Great Meal! The first case would best be characterized as a consequence and the second case as a punishment. The first case a lesson was learned; in the second, the result was merely discomfort. Both cases may have had an effect on the student in the short-term. We see that only the first case was logically related to the problem. The student was late (cause), and therefore the bus was no longer available (effect), as it would have been if the student had gotten to the stop on time. The lesson to be learned is clear -- get to the bus stop on time and the bus will be there. The ownership of the problem rests with the student.
Second Case In the second case we find a lot of difficulty recognizing the logical relationship between being yelled at and taking too long to get to the bus stop. It may seem like a common response to such student behavior, but it is not logical. In the second case, the lesson learned has little to do with a need to change behavior, and has more to do with avoiding the discomfort that may (or may not) come from the bus driver. And like many punishments there was no real consequence for being late. The bus was still there. The student learned that they could be late to the stop and the bus would still be waiting.
Logical Consequences Act as a catalysts for thinking versus rebelling: “ If I forget my book, or tablet, Ms. Gabriel will not give me another book or tablet, I just sit there feeling bored ” or if I walk into class making a lot of noise, Ms. Gabriel will just ask me to leave and walk in the right way ”. It doesn ’ t matter what age, students will usually respond better to a penalty when they see the Logical Connection between what they did wrong and what happens to them because of that behavior.
Ordered Learning Student BehaviorLogical ConsequenceIllogical Consequence Knocks over a chair in angerPicks up chair. Rearranges all chairs before lunch. Loses recess Walks in noisilyWalks in againReceives detention Shouts out teachers nameIs asked to say again, but in a normal voice Is ignored by teacher CHOOSE YOUR BATTLES……..
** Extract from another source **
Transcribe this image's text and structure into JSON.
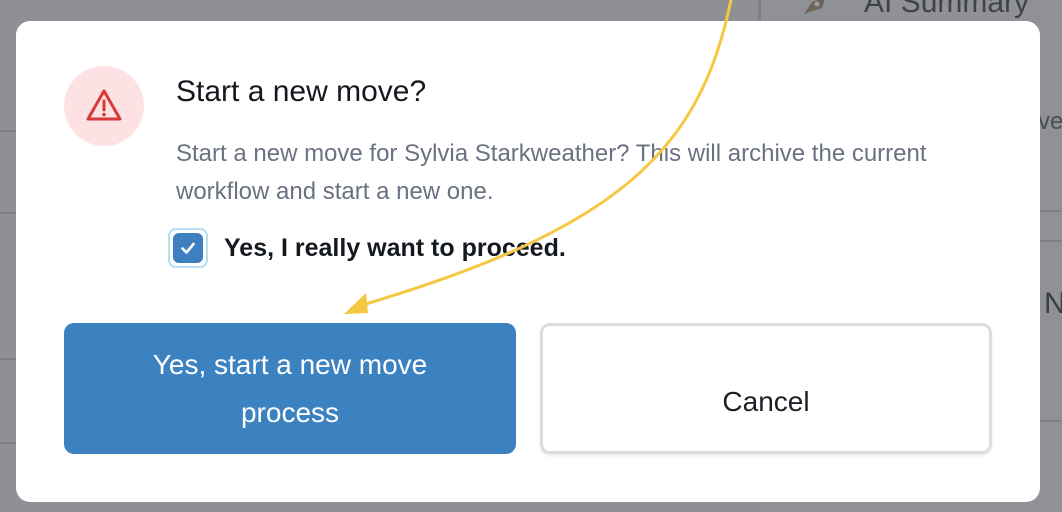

What is an Effectively Managed Classroom? Main Meal It is one that runs smoothly, with minimal confusion and down time, and maximizes opportunities for student learning. It has rules and procedures in place. Students know how to behave, they know when and how to move around the classroom, where to sit, where to place materials, and when to start assignments.
Three-Step Process for Communicating Expectations Communicate your Expectations… Before the activity or transition begins Monitor student behavior By circulating and visually scanning Provide feedback.. during and at the conclusion of the activity 1 2 3 Begin the cycle again for the next activity
Follow Through Consistently “The irony of consistency is that the closer you come to being consistent before you fail, the worse off you are.” Fred Jones Tools for Teaching Document, document Implement consequences Consult Call home Conduct a conference
Who Am I ? Pattern Puzzle Teachers have distinctive qualities. Some are passive, assertive and aggressive. Our approach to student behavior (s) have an influence on behavior outcomes and is very essential to classroom management. Unscramble the characteristics to see exactly who you are?
Change will not come if we wait for some other person or some other time. We are the ones we’ve been waiting for. We are the change that we seek. President Barack Obama REFLECT: Think of two strategies you learned that you can immediately use in your classroom.